It has been said that you can take the 'Sunday', 'Monday', 'Tuesday' etc off your calendar, because every day is just the same old, same old.
As a family, we have been watching a film together every night we have been locked down. Groundhog Day was one of the first. We are glad. It would be too close to the bone to watch it now.
Many of us were aware that this would be a marathon, not a sprint, and in marathons you often hit the wall.
I've been doing the Everest In A Month Challenge: 1,000 step-ups a day. If your step is high enough, you can do the equivalent of climbing Everest. My step is not big enough and a dodgy knee slowed me down. I started in April but, a week into May, I am still on the mountain. The first 350 steps every day are easy, the next 400 are tough and the last 250 you could nearly sprint.
In this tough time, it is exhausting learning new practices, being confined to our homes, crossing the street to avoid neighbours, fearing for loved ones going to work on the front line and grieving for family members who have died. No wonder we are weary.
As a pastor, I have been encouraging my congregation to find comfort in God. I believe that God is tenderly compassionate. I believe He is not a God out in space, but a God who lived among us and understands.
Jesus hit the wall. The night before the Cross, He prayed that God would take His suffering away. In prayer, He found a second wind and got off his knees to get through the Cross and the ticker-tape finish of resurrection.
God, therefore, empathises. Jesus is able to sympathise with our inner turmoil. You can seek him in the monotony of just another day and the anxiety that brings.
Yet, there is more. Jesus shows tender compassion, but He also gives us an example of tenacious courage.
We need courage right now. Courage to battle through the monotony as we wait for lockdown to be lifted. It will save lives if we can dig in and see this marathon through.
Jesus's example is an inspirational one, whether you believe Him to be God or not. Here was a man who showed fortitude and inner strength to make His way through an unjust suffering.
His claim was that He did it for others. He asked us that we follow Him. We need to follow with His tenacious courage in this marathon.
Maybe we should all see another day not as another tedious day, but as another day of opportunity.
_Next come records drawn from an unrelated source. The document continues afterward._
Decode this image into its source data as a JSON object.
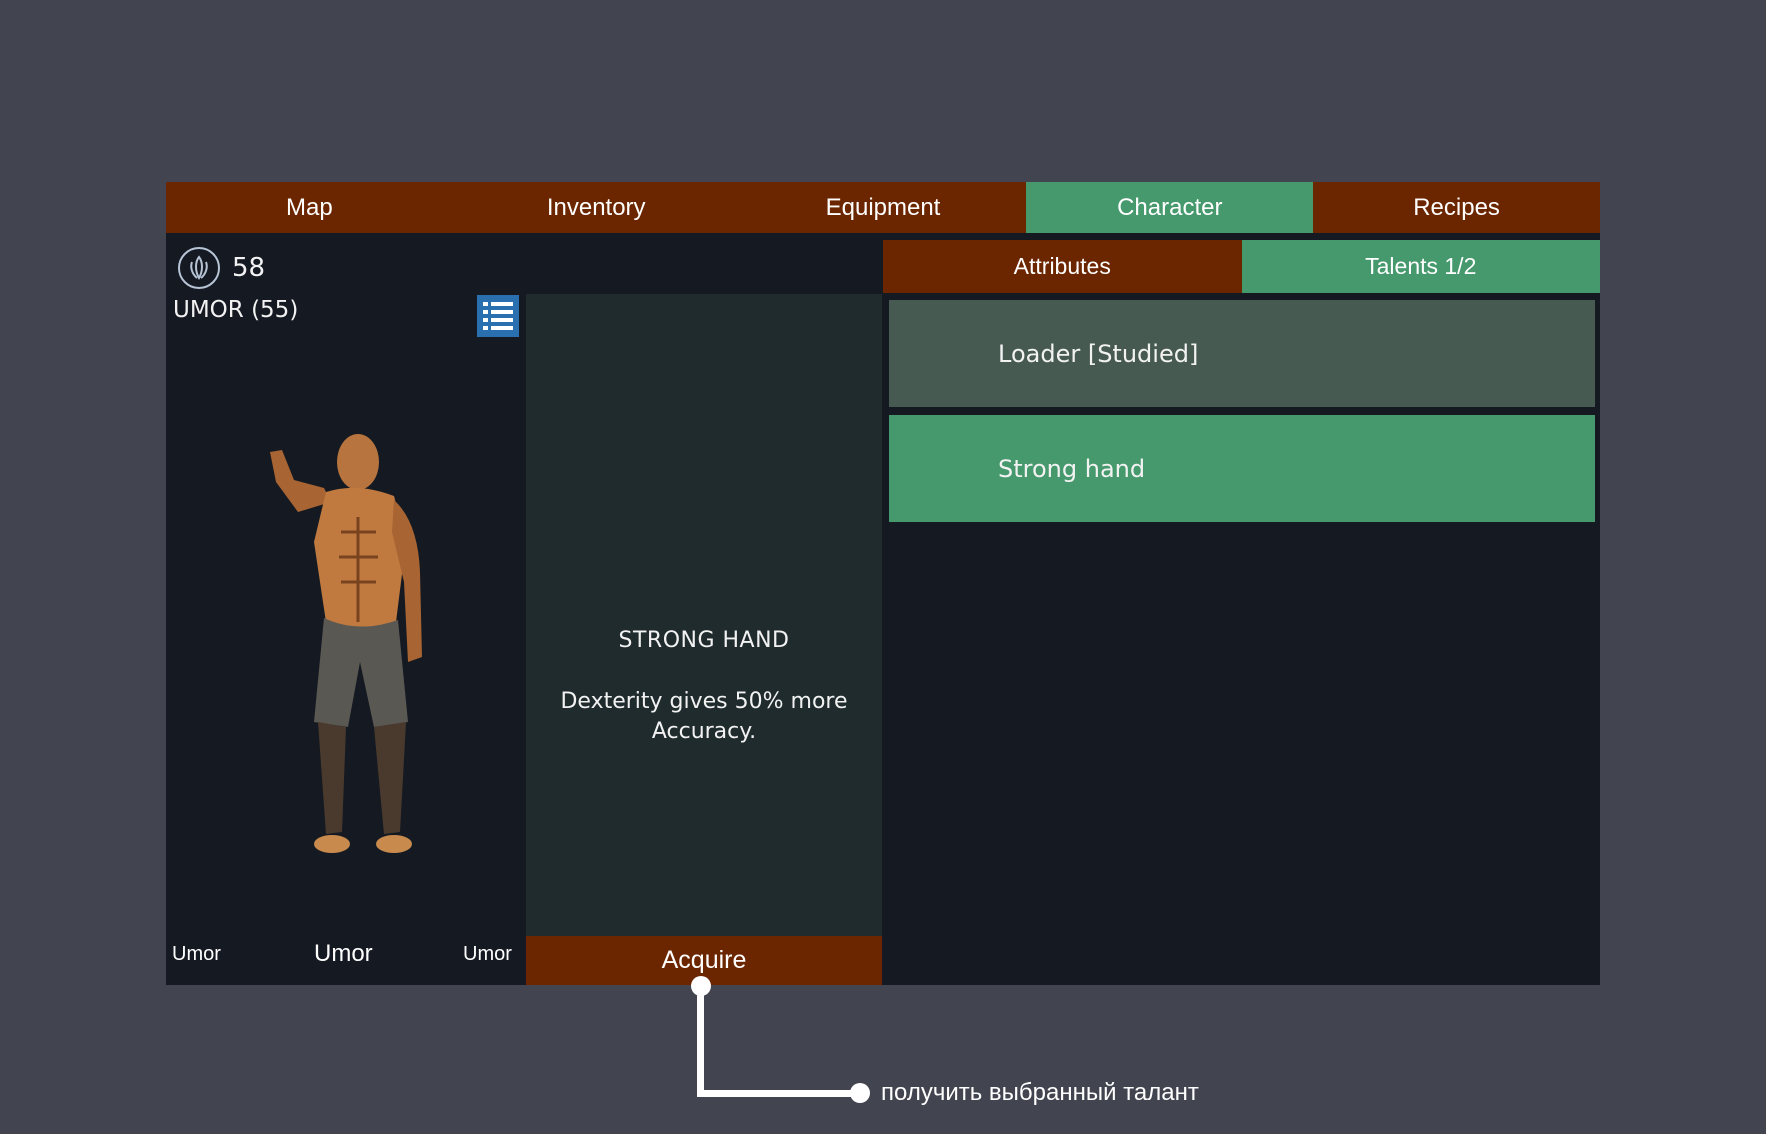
{
  "tabs": [
    {
      "label": "Map",
      "active": false
    },
    {
      "label": "Inventory",
      "active": false
    },
    {
      "label": "Equipment",
      "active": false
    },
    {
      "label": "Character",
      "active": true
    },
    {
      "label": "Recipes",
      "active": false
    }
  ],
  "character": {
    "currency_icon": "crystal-icon",
    "currency_value": "58",
    "name_level": "UMOR (55)",
    "list_icon": "list-icon",
    "bottom_left": "Umor",
    "bottom_center": "Umor",
    "bottom_right": "Umor"
  },
  "description": {
    "title": "STRONG HAND",
    "text": "Dexterity gives 50% more Accuracy.",
    "acquire_label": "Acquire"
  },
  "subtabs": [
    {
      "label": "Attributes",
      "active": false
    },
    {
      "label": "Talents 1/2",
      "active": true
    }
  ],
  "talents": [
    {
      "label": "Loader [Studied]",
      "state": "studied"
    },
    {
      "label": "Strong hand",
      "state": "selected"
    }
  ],
  "annotation": {
    "text": "получить выбранный талант"
  },
  "colors": {
    "tab_inactive": "#6b2600",
    "tab_active": "#45996c",
    "panel_bg": "#151a22",
    "desc_bg": "#1f2b2d",
    "talent_studied": "#475a52",
    "page_bg": "#42444f"
  }
}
There are many ways that we can actually ease the struggle of others. A phone call, a text, a letter sent (remember those?) or a social media message might make all the difference for someone who feels alone or under pressure.
Let us not underestimate the power of knowing that someone is thinking of you. To be remembered. To be known.
There is a very simple, yet profoundly powerful, opportunity for every single one of us to love our neighbour.
As well as the tender compassion of God and the tenacious courage of Jesus, there is the tireless creativity of the Holy Spirit. We are all invited to involve ourselves in such creativity.
Imagine what is achievable from our kitchens and front rooms. That might, in itself, ease our tedium as we reach out to help others through the marathon of these coronavirus times.
Rev Steve Stockman is minister of Fitzroy Presbyterian Church, Belfast
Some Bible readings for the week ahead:
Monday: John 10:1-11
Tuesday: Psalm 31:1-5; 15-16
Wednesday: Matthew 26:36-46
Thursday: Philippians 2:5-11
Friday: Romans 12:3-8